Oddly enough, S.H.I.E.L.D. wasn’t the only show to turn one of its good guys not-so-good last year. Maybe it was something icky in the water? Whatever it was, Beauty and the Beast drank some, too. (Probably didn’t taste very good!) I know I didn’t like the flavor of evil!Gabe after a season of loving him! Yeah, yeah, I know he started out as a bad guy, but still, I thought he’d redeemed himself, and the return of Gabe The Murderer and, ultimately, Gabe The Murdering Beast just didn’t quite sit right in my stomach.

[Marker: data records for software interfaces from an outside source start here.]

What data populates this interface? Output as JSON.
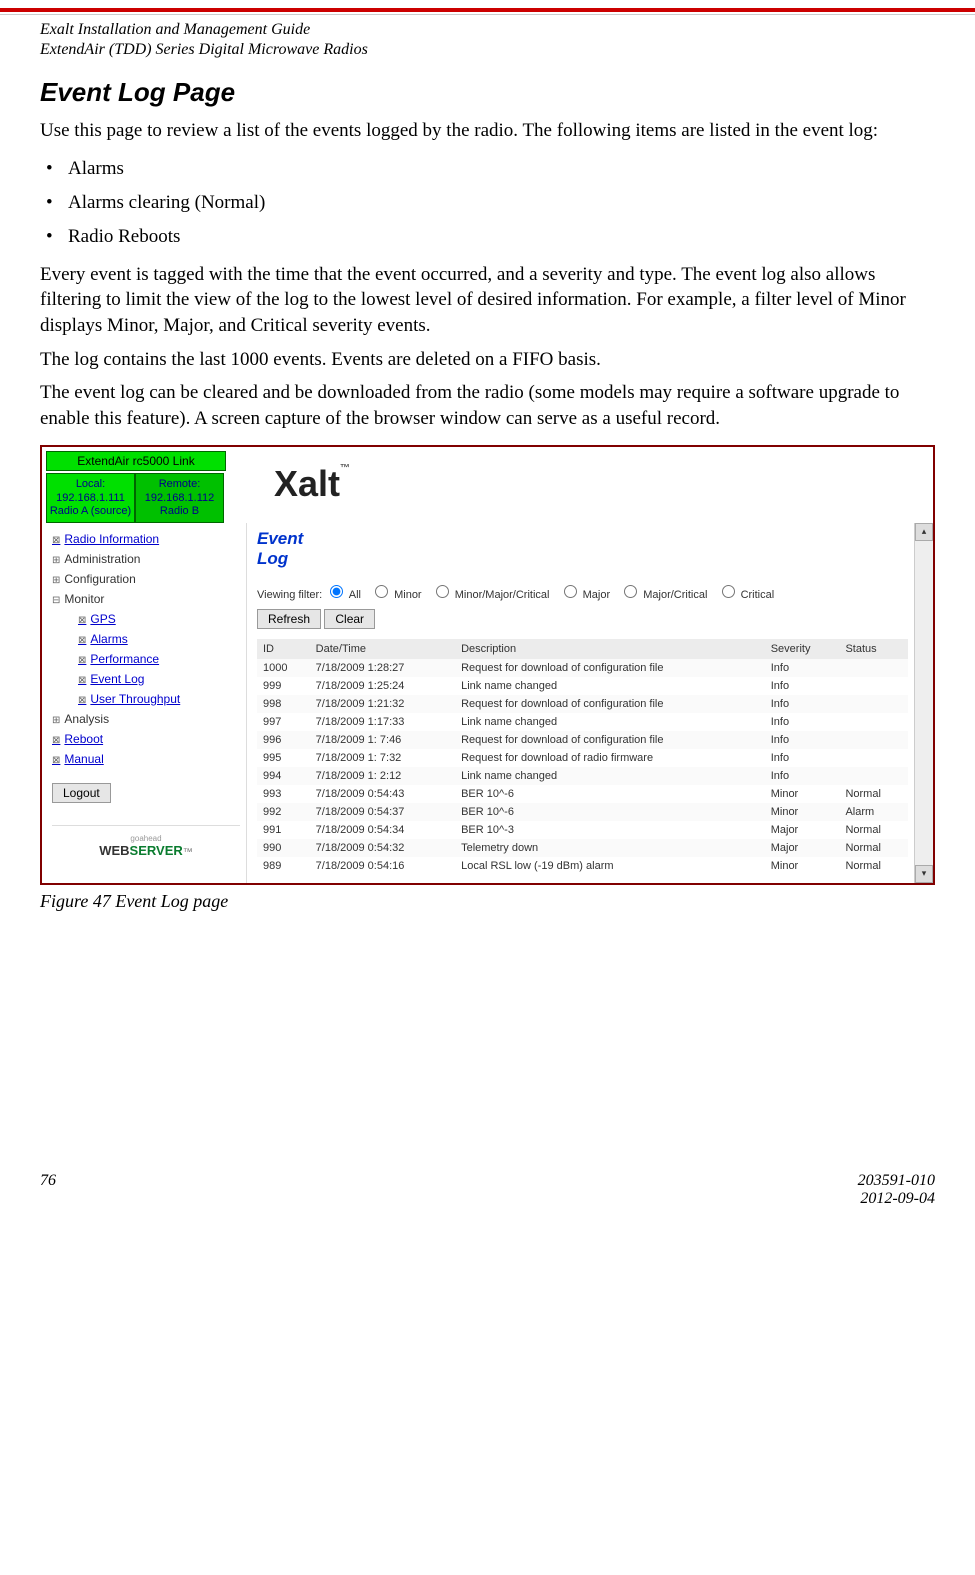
{
  "header": {
    "line1": "Exalt Installation and Management Guide",
    "line2": "ExtendAir (TDD) Series Digital Microwave Radios"
  },
  "title": "Event Log Page",
  "intro": "Use this page to review a list of the events logged by the radio. The following items are listed in the event log:",
  "bullets": [
    "Alarms",
    "Alarms clearing (Normal)",
    "Radio Reboots"
  ],
  "para1": "Every event is tagged with the time that the event occurred, and a severity and type. The event log also allows filtering to limit the view of the log to the lowest level of desired information. For example, a filter level of Minor displays Minor, Major, and Critical severity events.",
  "para2": "The log contains the last 1000 events. Events are deleted on a FIFO basis.",
  "para3": "The event log can be cleared and be downloaded from the radio (some models may require a software upgrade to enable this feature). A screen capture of the browser window can serve as a useful record.",
  "screenshot": {
    "link_name": "ExtendAir rc5000 Link",
    "local": {
      "l1": "Local:",
      "l2": "192.168.1.111",
      "l3": "Radio A (source)"
    },
    "remote": {
      "l1": "Remote:",
      "l2": "192.168.1.112",
      "l3": "Radio B"
    },
    "brand": "Xalt",
    "nav": {
      "radio_info": "Radio Information",
      "admin": "Administration",
      "config": "Configuration",
      "monitor": "Monitor",
      "gps": "GPS",
      "alarms": "Alarms",
      "perf": "Performance",
      "eventlog": "Event Log",
      "userthru": "User Throughput",
      "analysis": "Analysis",
      "reboot": "Reboot",
      "manual": "Manual",
      "logout": "Logout"
    },
    "webserver": {
      "go": "goahead",
      "web": "WEB",
      "server": "SERVER"
    },
    "main_title_l1": "Event",
    "main_title_l2": "Log",
    "filter_label": "Viewing filter:",
    "filters": [
      "All",
      "Minor",
      "Minor/Major/Critical",
      "Major",
      "Major/Critical",
      "Critical"
    ],
    "refresh": "Refresh",
    "clear": "Clear",
    "cols": {
      "id": "ID",
      "dt": "Date/Time",
      "desc": "Description",
      "sev": "Severity",
      "status": "Status"
    },
    "rows": [
      {
        "id": "1000",
        "dt": "7/18/2009 1:28:27",
        "desc": "Request for download of configuration file",
        "sev": "Info",
        "status": ""
      },
      {
        "id": "999",
        "dt": "7/18/2009 1:25:24",
        "desc": "Link name changed",
        "sev": "Info",
        "status": ""
      },
      {
        "id": "998",
        "dt": "7/18/2009 1:21:32",
        "desc": "Request for download of configuration file",
        "sev": "Info",
        "status": ""
      },
      {
        "id": "997",
        "dt": "7/18/2009 1:17:33",
        "desc": "Link name changed",
        "sev": "Info",
        "status": ""
      },
      {
        "id": "996",
        "dt": "7/18/2009 1: 7:46",
        "desc": "Request for download of configuration file",
        "sev": "Info",
        "status": ""
      },
      {
        "id": "995",
        "dt": "7/18/2009 1: 7:32",
        "desc": "Request for download of radio firmware",
        "sev": "Info",
        "status": ""
      },
      {
        "id": "994",
        "dt": "7/18/2009 1: 2:12",
        "desc": "Link name changed",
        "sev": "Info",
        "status": ""
      },
      {
        "id": "993",
        "dt": "7/18/2009 0:54:43",
        "desc": "BER 10^-6",
        "sev": "Minor",
        "status": "Normal"
      },
      {
        "id": "992",
        "dt": "7/18/2009 0:54:37",
        "desc": "BER 10^-6",
        "sev": "Minor",
        "status": "Alarm"
      },
      {
        "id": "991",
        "dt": "7/18/2009 0:54:34",
        "desc": "BER 10^-3",
        "sev": "Major",
        "status": "Normal"
      },
      {
        "id": "990",
        "dt": "7/18/2009 0:54:32",
        "desc": "Telemetry down",
        "sev": "Major",
        "status": "Normal"
      },
      {
        "id": "989",
        "dt": "7/18/2009 0:54:16",
        "desc": "Local RSL low (-19 dBm) alarm",
        "sev": "Minor",
        "status": "Normal"
      }
    ]
  },
  "figcaption": "Figure 47   Event Log page",
  "footer": {
    "page": "76",
    "doc": "203591-010",
    "date": "2012-09-04"
  }
}
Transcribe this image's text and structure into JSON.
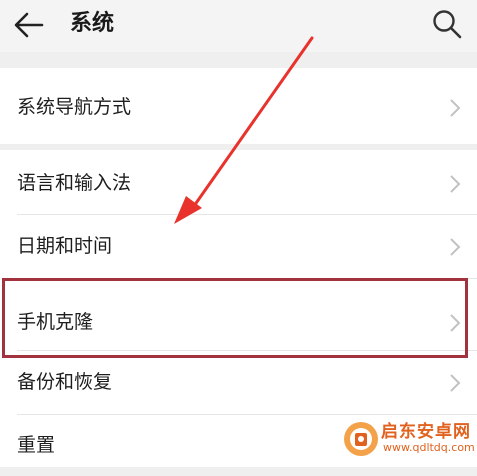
{
  "header": {
    "title": "系统"
  },
  "sections": [
    {
      "items": [
        {
          "label": "系统导航方式"
        }
      ]
    },
    {
      "items": [
        {
          "label": "语言和输入法"
        },
        {
          "label": "日期和时间"
        },
        {
          "label": "手机克隆"
        },
        {
          "label": "备份和恢复"
        },
        {
          "label": "重置"
        }
      ]
    }
  ],
  "annotation": {
    "highlight_color": "#a3323f",
    "arrow_color": "#e8322b"
  },
  "watermark": {
    "name": "启东安卓网",
    "url": "www.qdltdq.com"
  }
}
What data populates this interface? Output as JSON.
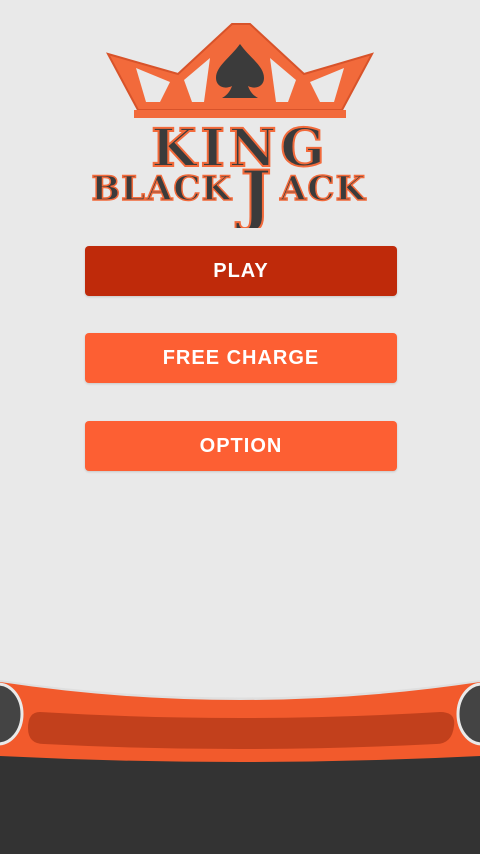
{
  "logo": {
    "line1": "KING",
    "line2_left": "BLACK",
    "line2_right": "ACK",
    "big_letter": "J"
  },
  "menu": {
    "play_label": "PLAY",
    "free_charge_label": "FREE CHARGE",
    "option_label": "OPTION"
  },
  "colors": {
    "background": "#e9e9e9",
    "play_button": "#bf2a0a",
    "secondary_button": "#fd5f33",
    "logo_orange": "#f26a3b",
    "logo_dark": "#3b3b3b",
    "table_rail": "#f25a2c",
    "table_dark": "#333333"
  },
  "icons": [
    "crown-icon",
    "spade-icon"
  ]
}
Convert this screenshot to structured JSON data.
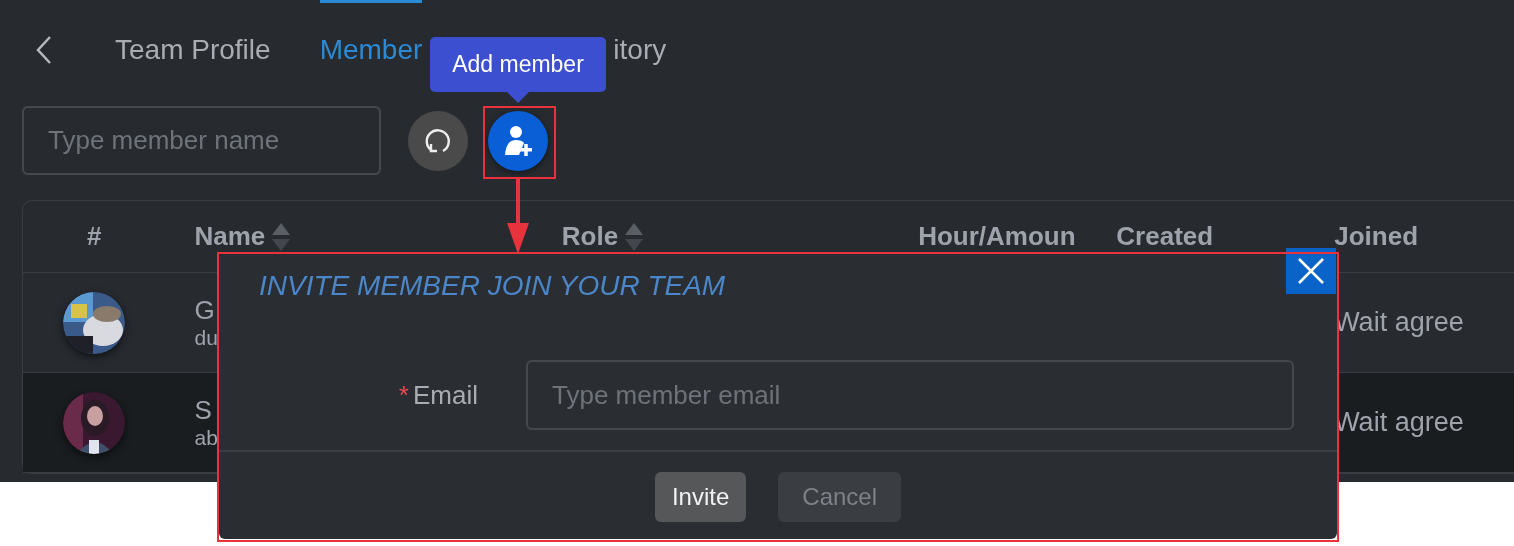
{
  "tabs": [
    {
      "label": "Team Profile",
      "selected": false
    },
    {
      "label": "Member",
      "selected": true
    },
    {
      "label": "itory",
      "selected": false
    }
  ],
  "search": {
    "placeholder": "Type member name"
  },
  "tooltip": {
    "text": "Add member"
  },
  "table": {
    "columns": [
      {
        "label": "#",
        "sortable": false
      },
      {
        "label": "Name",
        "sortable": true
      },
      {
        "label": "Role",
        "sortable": true
      },
      {
        "label": "Hour/Amoun",
        "sortable": false
      },
      {
        "label": "Created",
        "sortable": false
      },
      {
        "label": "Joined",
        "sortable": false
      }
    ],
    "rows": [
      {
        "name": "G",
        "email": "du",
        "joined": "Wait agree",
        "selected": false
      },
      {
        "name": "S",
        "email": "ab",
        "joined": "Wait agree",
        "selected": true
      }
    ]
  },
  "modal": {
    "title": "INVITE MEMBER JOIN YOUR TEAM",
    "fields": [
      {
        "label": "Email",
        "required_mark": "*",
        "placeholder": "Type member email"
      }
    ],
    "buttons": [
      {
        "label": "Invite",
        "kind": "primary"
      },
      {
        "label": "Cancel",
        "kind": "secondary"
      }
    ]
  }
}
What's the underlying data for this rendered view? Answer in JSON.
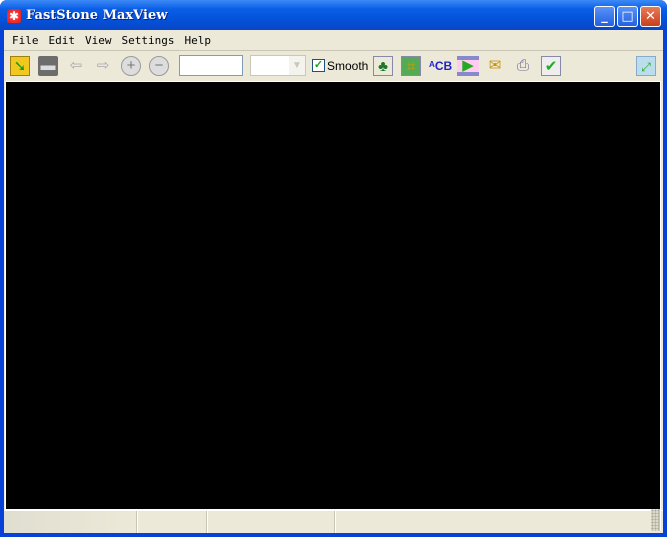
{
  "window": {
    "title": "FastStone MaxView"
  },
  "menu": [
    "File",
    "Edit",
    "View",
    "Settings",
    "Help"
  ],
  "toolbar": {
    "zoom_value": "",
    "smooth_label": "Smooth",
    "smooth_checked": true
  },
  "status": [
    "",
    "",
    "",
    ""
  ]
}
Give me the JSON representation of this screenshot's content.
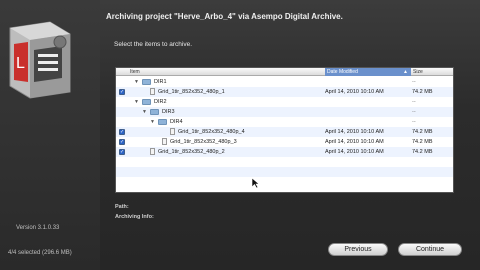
{
  "window": {
    "title": "Archiving project \"Herve_Arbo_4\" via Asempo Digital Archive.",
    "instruction": "Select the items to archive."
  },
  "left_panel": {
    "version": "Version 3.1.0.33",
    "selection_count": "4/4 selected (296.6 MB)"
  },
  "file_list": {
    "columns": {
      "item": "Item",
      "date": "Date Modified",
      "size": "Size"
    },
    "rows": [
      {
        "kind": "folder",
        "checked": false,
        "name": "DIR1",
        "date": "",
        "size": "--"
      },
      {
        "kind": "file",
        "checked": true,
        "name": "Grid_1tir_852x352_480p_1",
        "date": "April 14, 2010 10:10 AM",
        "size": "74.2 MB"
      },
      {
        "kind": "folder",
        "checked": false,
        "name": "DIR2",
        "date": "",
        "size": "--"
      },
      {
        "kind": "folder",
        "checked": false,
        "name": "DIR3",
        "date": "",
        "size": "--"
      },
      {
        "kind": "folder",
        "checked": false,
        "name": "DIR4",
        "date": "",
        "size": "--"
      },
      {
        "kind": "file",
        "checked": true,
        "name": "Grid_1tir_852x352_480p_4",
        "date": "April 14, 2010 10:10 AM",
        "size": "74.2 MB"
      },
      {
        "kind": "file",
        "checked": true,
        "name": "Grid_1tir_852x352_480p_3",
        "date": "April 14, 2010 10:10 AM",
        "size": "74.2 MB"
      },
      {
        "kind": "file",
        "checked": true,
        "name": "Grid_1tir_852x352_480p_2",
        "date": "April 14, 2010 10:10 AM",
        "size": "74.2 MB"
      }
    ]
  },
  "info": {
    "path_label": "Path:",
    "archiving_info_label": "Archiving Info:"
  },
  "buttons": {
    "previous": "Previous",
    "continue": "Continue"
  },
  "colors": {
    "sorted_header": "#6a90cc",
    "checkbox": "#2c63c4",
    "row_alt": "#edf3fe"
  }
}
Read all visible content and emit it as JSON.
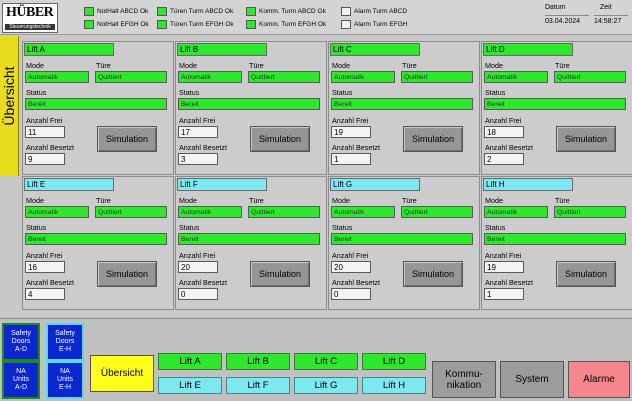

Seemed too easy, too uncomplicated: Gabe is bad, and Cat and Vincent are meant to be. End of story. I would’ve liked more layers. I would’ve liked Gabe not to be a total psycho! It didn’t help that I apparently missed an episode. I have no freaking idea how, either – all I know is, Cat got kidnapped and Gabe was still a good guy, and I couldn’t wait to tune in the next week. When I tuned in the next week (or so I thought), Cat was no longer kidnapped, and Gabe was completely evil. WTH???? Not the smoothest transition for this viewer.
Maybe I got abducted by aliens. There was certainly missing time involved – like, a whole week of it. Whatever the case, I shook off my disorientation and tried to enjoy the remaining episodes. Thanks to the charming cast and funny writers, this wasn’t so difficult. I am thrilled X 1,000 that JT wasn’t killed off, and super-pumped about the potentially X-Files-y type supernatural investigations that Cat and Vincent may plunge into next year. Which we will thankfully get to see, since BATB got renewed! Yay!
Beauty and the Beast Final Score: 7.4
And in last place, we have Elementary. Which sounds bad, but considering that I only watch truly awesome shows, even last place isn’t such a terrible spot! When this show decides to bring it, they bring it like crazy. Problem is, they don’t always decide to bring it, and I think we had a bit of a sophomore slump going on last season. Certain moments and individual episodes really sparkled: Bell’s shooting and its aftermath, Gregson’s marital issues, Watson’s kidnapping, Moriarty’s return, Mycroft’s MI6 storyline. But then, in between those moments, we had some dry, unappetizing filler that didn’t seem to have any real direction or taste (other than cardboard).
My RX for next season: More Mycroft! My mom is always complaining about him getting together with Joan, how they have no chemistry. To which I reply: WHO CARES? Honestly, what does it matter if Mycroft has chemistry with Joan? He has chemistry with SHERLOCK. When those two brothers are onscreen, there is a crackle-fire intensity the likes of which I rarely see on TV. The emotions are all tangled up and crazy – the rivalry, the resentment, the jealousy, and yes, deep down, the LOVE. Mycroft returned to MI6 to save Sherlock from prison time. Baffled, Sherlock asks, “Why? You didn’t owe me anything.” Mycroft: “We’re brothers.” Oooh, watch out Sam and Dean – your spot as Top TV Bros may just be in jeopardy…
Elementary Final Score: 7.3
Miscellaneous Mini-Winners (FYI: I just spelled ‘miscellaneous’ correctly on the first try! Go me!):
Favorite Night of TV: Tuesday, cuz it’s got three in a row – S.H.I.E.L.D., Supernatural, CF!!
Best Tearjerker Moment: Tie: Chicago Fire’s heartfelt reunion between a disabled, alcoholic fire chief and the firefighters who once hated him for saving their lives and Elementary’s episode-closing scene between Sherlock and his dead friend, Alistair (Why did they have to kill him off??? And why did they have to write the ep so beautifully??? **sob**)
Here’s hoping for many more memorable moments from all of my shows next season!
May this fall bring on the best race ever!